▶ **About this exercise**: Quote every line of the material beneath this one.

▶ **Dataset content**:
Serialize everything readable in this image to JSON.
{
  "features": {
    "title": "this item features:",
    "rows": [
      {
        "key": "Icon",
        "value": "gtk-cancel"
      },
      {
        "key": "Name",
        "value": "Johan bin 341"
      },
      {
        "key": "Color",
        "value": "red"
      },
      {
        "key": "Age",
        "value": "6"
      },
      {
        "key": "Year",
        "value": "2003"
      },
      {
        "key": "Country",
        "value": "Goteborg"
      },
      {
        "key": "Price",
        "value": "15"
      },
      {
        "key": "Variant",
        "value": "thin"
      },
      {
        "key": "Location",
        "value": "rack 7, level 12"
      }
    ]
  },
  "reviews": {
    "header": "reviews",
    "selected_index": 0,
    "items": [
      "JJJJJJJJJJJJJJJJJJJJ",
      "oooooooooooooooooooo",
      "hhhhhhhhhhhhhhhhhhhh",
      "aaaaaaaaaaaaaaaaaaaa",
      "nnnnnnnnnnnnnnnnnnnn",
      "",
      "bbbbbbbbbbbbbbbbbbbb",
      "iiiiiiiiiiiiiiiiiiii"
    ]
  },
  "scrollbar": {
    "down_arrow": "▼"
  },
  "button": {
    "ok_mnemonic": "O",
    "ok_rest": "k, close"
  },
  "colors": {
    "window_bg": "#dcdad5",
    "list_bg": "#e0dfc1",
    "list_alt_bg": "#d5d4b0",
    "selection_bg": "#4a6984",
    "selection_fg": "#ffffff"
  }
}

▶ **Exercise solution**:
Serialize everything readable in this image to JSON.
{
  "features": {
    "title": "this item features:",
    "rows": [
      {
        "key": "Icon",
        "value": "gtk-cancel"
      },
      {
        "key": "Name",
        "value": "Johan bin 341"
      },
      {
        "key": "Color",
        "value": "red"
      },
      {
        "key": "Age",
        "value": "6"
      },
      {
        "key": "Year",
        "value": "2003"
      },
      {
        "key": "Country",
        "value": "Goteborg"
      },
      {
        "key": "Price",
        "value": "15"
      },
      {
        "key": "Variant",
        "value": "thin"
      },
      {
        "key": "Location",
        "value": "rack 7, level 12"
      }
    ]
  },
  "reviews": {
    "header": "reviews",
    "selected_index": 0,
    "items": [
      "JJJJJJJJJJJJJJJJJJJJ",
      "oooooooooooooooooooo",
      "hhhhhhhhhhhhhhhhhhhh",
      "aaaaaaaaaaaaaaaaaaaa",
      "nnnnnnnnnnnnnnnnnnnn",
      "",
      "bbbbbbbbbbbbbbbbbbbb",
      "iiiiiiiiiiiiiiiiiiii"
    ]
  },
  "scrollbar": {
    "down_arrow": "▼"
  },
  "button": {
    "ok_mnemonic": "O",
    "ok_rest": "k, close"
  },
  "colors": {
    "window_bg": "#dcdad5",
    "list_bg": "#e0dfc1",
    "list_alt_bg": "#d5d4b0",
    "selection_bg": "#4a6984",
    "selection_fg": "#ffffff"
  }
}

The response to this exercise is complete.